TASK TO COMPLETE: Check each line of the material below for the word "icon". Say how many lines have it, and nothing else.
Segment Start: SOURCE DATA
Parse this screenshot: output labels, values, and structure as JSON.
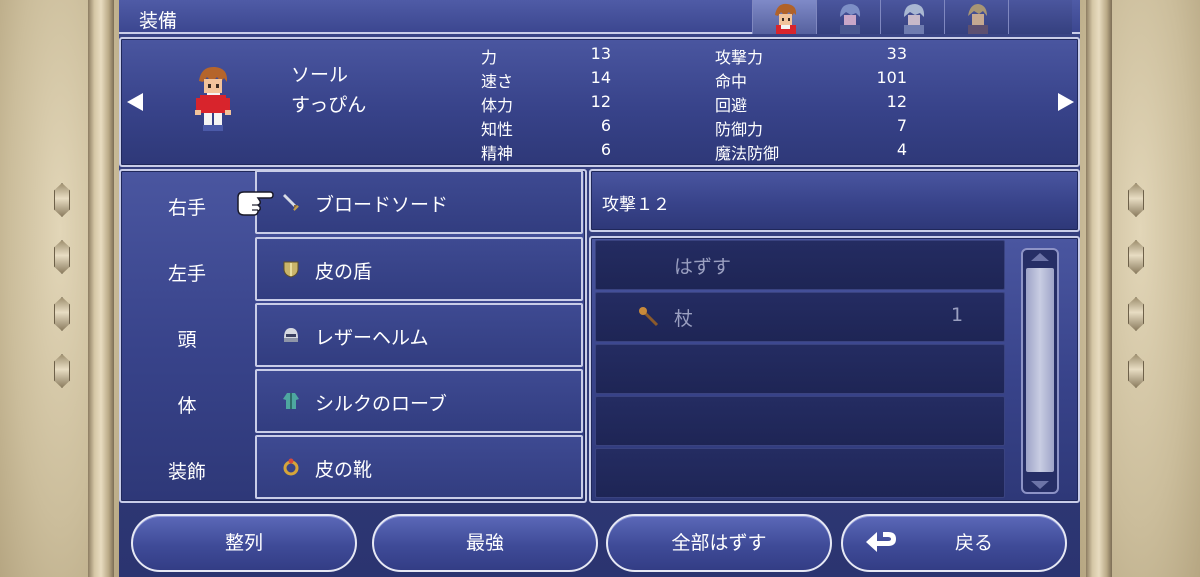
{
  "header": {
    "title": "装備",
    "party_tabs": [
      "party-member-1",
      "party-member-2",
      "party-member-3",
      "party-member-4"
    ],
    "active_tab": 0
  },
  "character": {
    "name": "ソール",
    "job": "すっぴん",
    "stats_left": [
      {
        "label": "力",
        "value": "13"
      },
      {
        "label": "速さ",
        "value": "14"
      },
      {
        "label": "体力",
        "value": "12"
      },
      {
        "label": "知性",
        "value": "6"
      },
      {
        "label": "精神",
        "value": "6"
      }
    ],
    "stats_right": [
      {
        "label": "攻撃力",
        "value": "33"
      },
      {
        "label": "命中",
        "value": "101"
      },
      {
        "label": "回避",
        "value": "12"
      },
      {
        "label": "防御力",
        "value": "7"
      },
      {
        "label": "魔法防御",
        "value": "4"
      }
    ]
  },
  "equipment": {
    "slots": [
      {
        "label": "右手",
        "item": "ブロードソード",
        "icon": "sword-icon"
      },
      {
        "label": "左手",
        "item": "皮の盾",
        "icon": "shield-icon"
      },
      {
        "label": "頭",
        "item": "レザーヘルム",
        "icon": "helmet-icon"
      },
      {
        "label": "体",
        "item": "シルクのローブ",
        "icon": "robe-icon"
      },
      {
        "label": "装飾",
        "item": "皮の靴",
        "icon": "ring-icon"
      }
    ]
  },
  "info": {
    "description": "攻撃１２"
  },
  "item_list": {
    "remove_label": "はずす",
    "items": [
      {
        "name": "杖",
        "count": "1",
        "icon": "staff-icon"
      }
    ]
  },
  "buttons": {
    "sort": "整列",
    "optimal": "最強",
    "remove_all": "全部はずす",
    "back": "戻る"
  },
  "colors": {
    "panel": "#3c4790",
    "border": "#c9cde8",
    "dimmed_text": "#9a9fc0"
  }
}
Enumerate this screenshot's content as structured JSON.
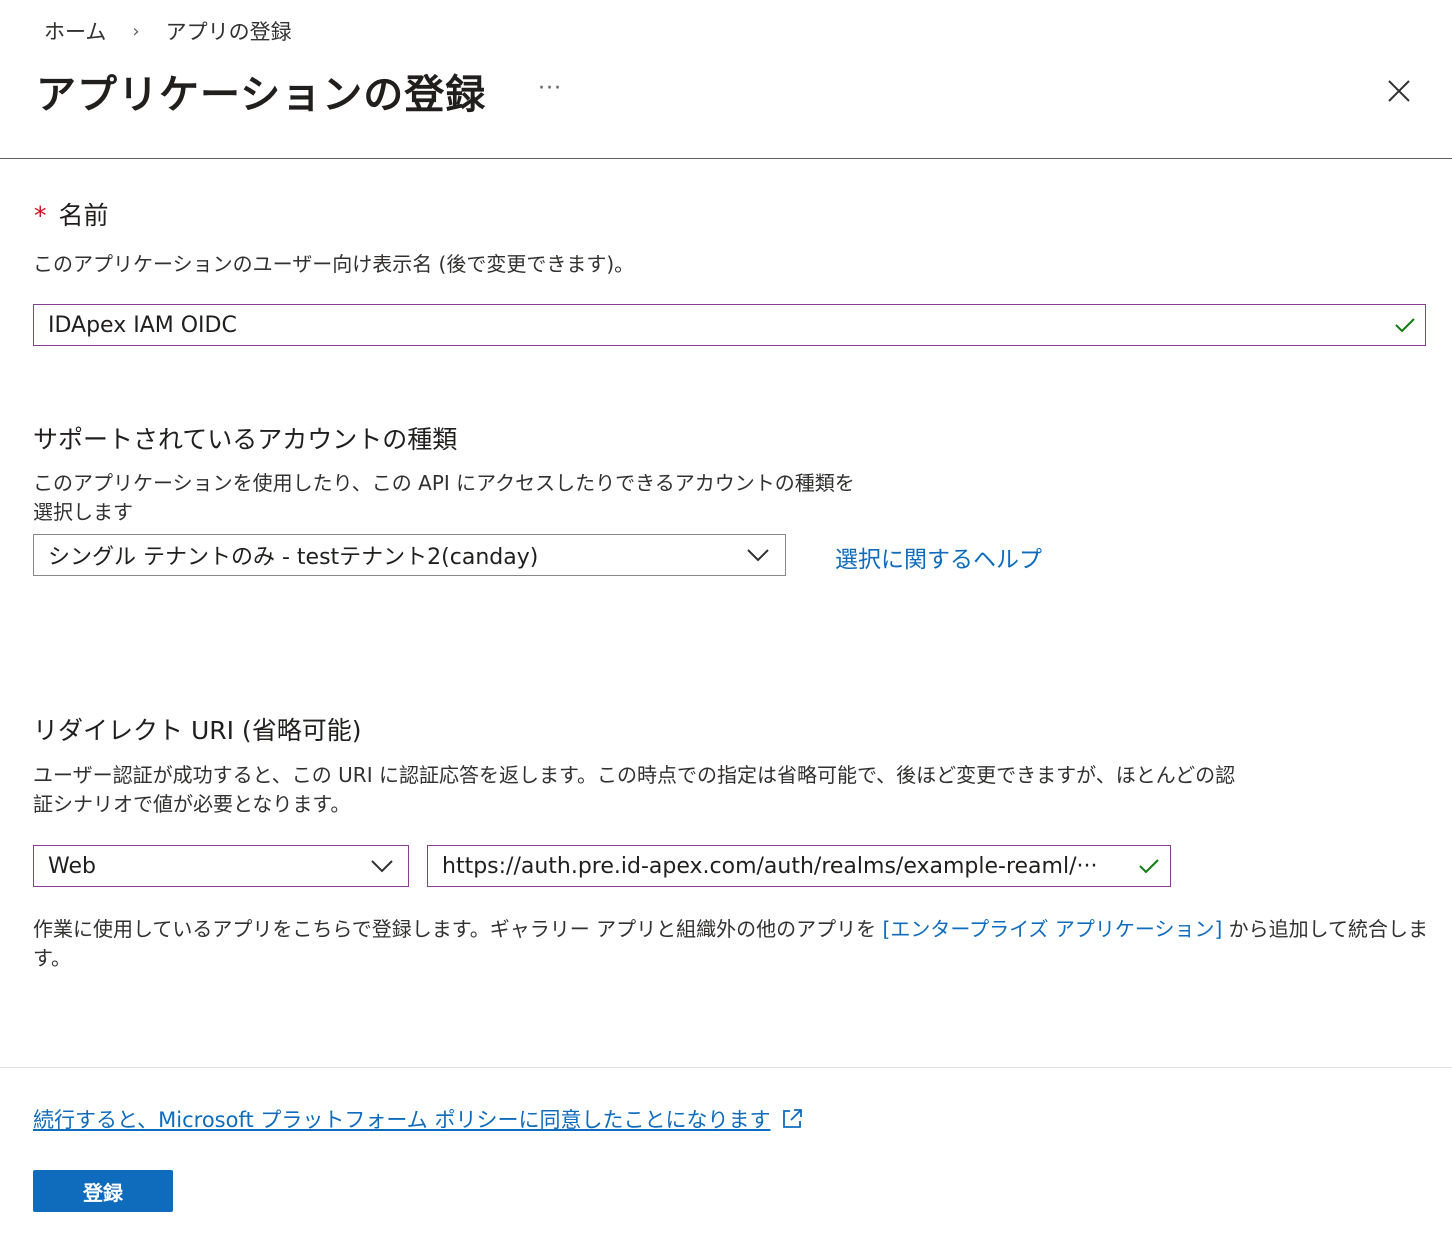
{
  "breadcrumb": {
    "home": "ホーム",
    "separator": "›",
    "current": "アプリの登録"
  },
  "header": {
    "title": "アプリケーションの登録",
    "more": "···"
  },
  "name_section": {
    "label": "名前",
    "required_mark": "*",
    "description": "このアプリケーションのユーザー向け表示名 (後で変更できます)。",
    "value": "IDApex IAM OIDC"
  },
  "account_section": {
    "title": "サポートされているアカウントの種類",
    "description_line1": "このアプリケーションを使用したり、この API にアクセスしたりできるアカウントの種類を",
    "description_line2": "選択します",
    "selected": "シングル テナントのみ - testテナント2(canday)",
    "help_link": "選択に関するヘルプ"
  },
  "redirect_section": {
    "title": "リダイレクト URI (省略可能)",
    "description_line1": "ユーザー認証が成功すると、この URI に認証応答を返します。この時点での指定は省略可能で、後ほど変更できますが、ほとんどの認",
    "description_line2": "証シナリオで値が必要となります。",
    "platform": "Web",
    "uri": "https://auth.pre.id-apex.com/auth/realms/example-reaml/···"
  },
  "enterprise_note": {
    "before": "作業に使用しているアプリをこちらで登録します。ギャラリー アプリと組織外の他のアプリを ",
    "link": "[エンタープライズ アプリケーション]",
    "after": " から追加して統合します。"
  },
  "footer": {
    "policy_text": "続行すると、Microsoft プラットフォーム ポリシーに同意したことになります",
    "register_label": "登録"
  },
  "colors": {
    "accent": "#0f6cbd",
    "required": "#c50f1f",
    "focus_border": "#8a3e8f",
    "valid_check": "#107c10"
  }
}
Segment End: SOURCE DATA
WRITTEN RESPONSE: 6